The Landings premises was adjacent to wild marshland on Skidaway Island in Coastal Georgia. It was well-known that wild alligators were present in the lagoons in the community. In fact, there was testimony that Williams herself was aware of the alligators on the premises. Both Williams’ son and her son-in-law testified that they had stopped the car on separate occasions to show Williams an alligator while driving through the community. Landings used this testimony to argue that Williams assumed the risk of an alligator attack, and as a result, her estate was not entitled to recover from Landings. Landings’ assumption of the risk argument failed at the trial court level, and in the Court of Appeals.
We first reported on Landings Association, Inc. v. Williams in 2011, shortly after the Court of Appeals issued its decision in the case. (See Levy, S.J., “Size Matters – At Least When It Comes to Alligators,” Georgia Insurance Defense Blog, May 3, 2011). The Court of Appeals affirmed the trial court’s decision, which denied Landings’ partial motion for summary judgment, finding questions of fact about whether Landings took reasonable precautions to prevent Williams from being attacked by an alligator on the premises.
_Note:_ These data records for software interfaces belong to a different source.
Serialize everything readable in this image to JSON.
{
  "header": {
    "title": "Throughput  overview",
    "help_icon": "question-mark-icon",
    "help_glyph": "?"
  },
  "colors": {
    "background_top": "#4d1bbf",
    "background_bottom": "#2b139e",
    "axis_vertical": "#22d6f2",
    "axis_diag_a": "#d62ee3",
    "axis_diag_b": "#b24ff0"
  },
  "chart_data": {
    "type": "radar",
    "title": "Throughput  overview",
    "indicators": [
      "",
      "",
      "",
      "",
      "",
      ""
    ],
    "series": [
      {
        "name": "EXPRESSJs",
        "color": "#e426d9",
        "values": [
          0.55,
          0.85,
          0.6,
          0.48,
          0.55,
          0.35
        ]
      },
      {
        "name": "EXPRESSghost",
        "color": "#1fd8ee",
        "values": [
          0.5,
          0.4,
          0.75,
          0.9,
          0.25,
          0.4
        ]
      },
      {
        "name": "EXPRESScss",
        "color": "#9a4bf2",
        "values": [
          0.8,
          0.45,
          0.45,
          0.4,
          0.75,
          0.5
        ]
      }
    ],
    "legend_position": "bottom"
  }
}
Williams, 309 Ga. App. 321 (2011). Specifically, the Court of Appeals cited Landings’ policy of removing alligators over 7 feet in length from the lagoons. The Court of Appeals opined that due to this policy, there was no competent evidence that Williams was aware that there were alligators over 7 feet long in the lagoons.
On June 18, 2012, the Georgia Supreme Court weighed in and reversed the lower courts’ decision to deny Landings’ partial motion for summary judgment. Landings Ass’n v. Williams, 291 Ga. 397 (2012). The Supreme Court based its decision on the fact that Williams had equal knowledge of the presence of alligators on the premises and, therefore, assumed the risk of an alligator attack when walking at night near a lagoon she knew was inhabited by alligators. The Supreme Court stated “[a] reasonable adult who is not disabled understands that small alligators have large parents,” apparently taking a dig at the Court of Appeals’ argument that Landings’ policy for removing alligators over a certain length meant that Williams had no knowledge that any alligators over 7 feet long were on the premises.
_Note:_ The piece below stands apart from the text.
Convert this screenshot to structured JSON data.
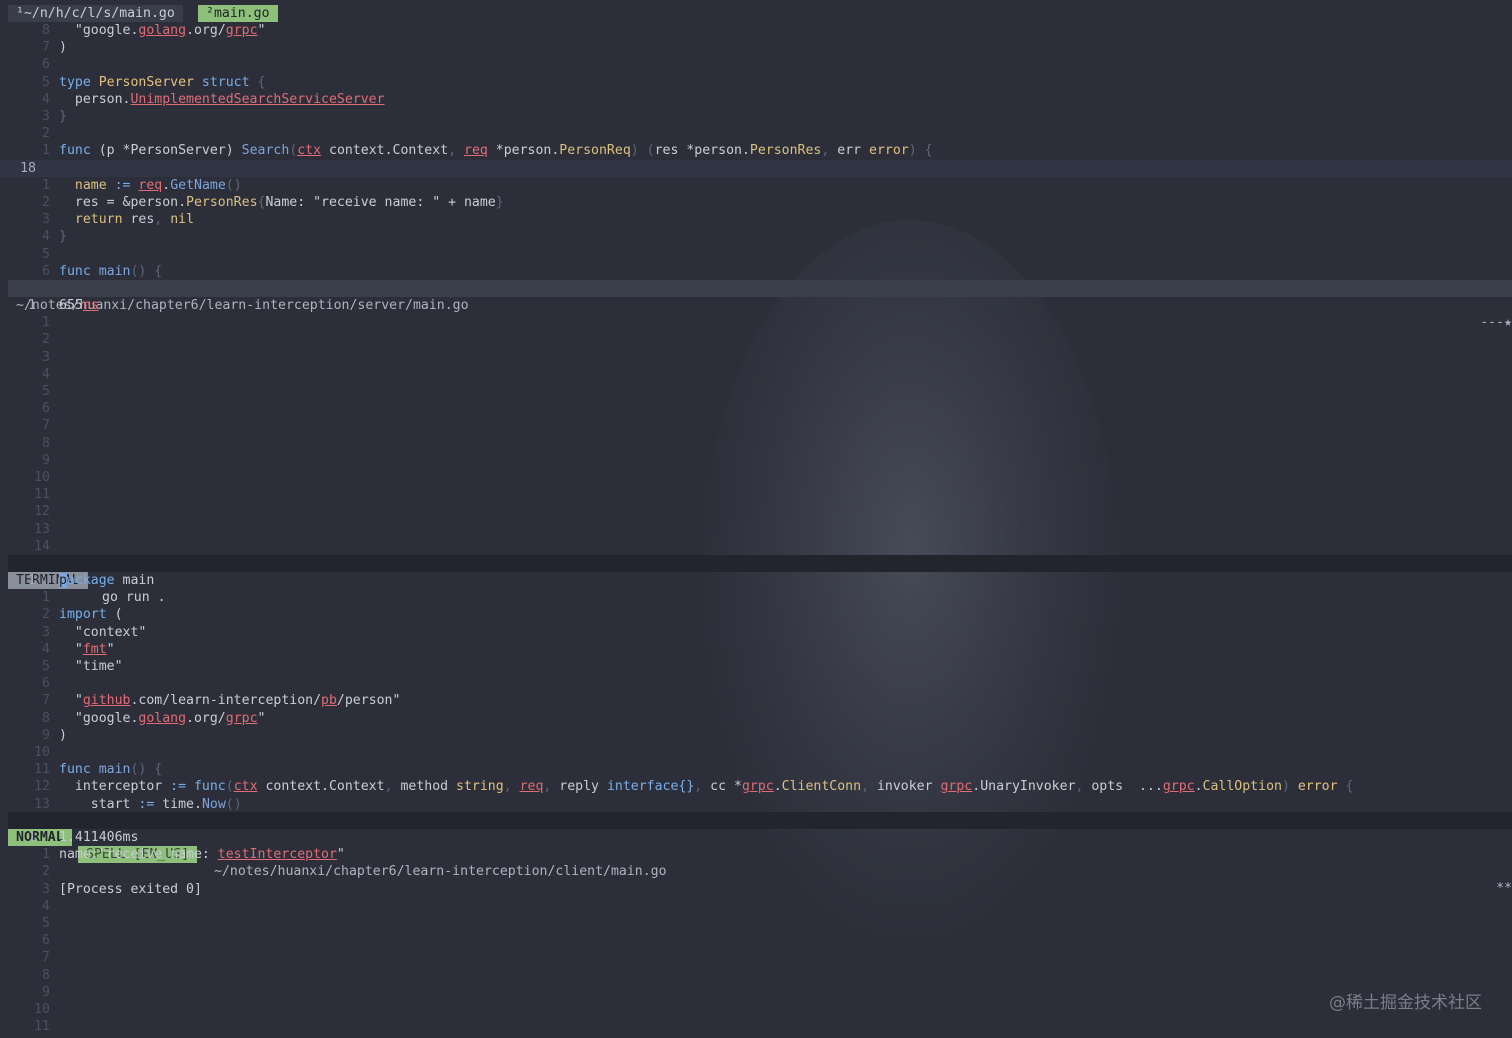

Interestingly, the Supreme Court used an objective standard in its discussion of Landings’ assumption of the risk defense. Although the Plaintiff in Williams subjectively understood the risks of an alligator attack, the Court’s analysis suggests that summary judgment may be appropriate in a case even where plaintiff does not subjectively understand the risk involved, but where a reasonable person would understand the risk.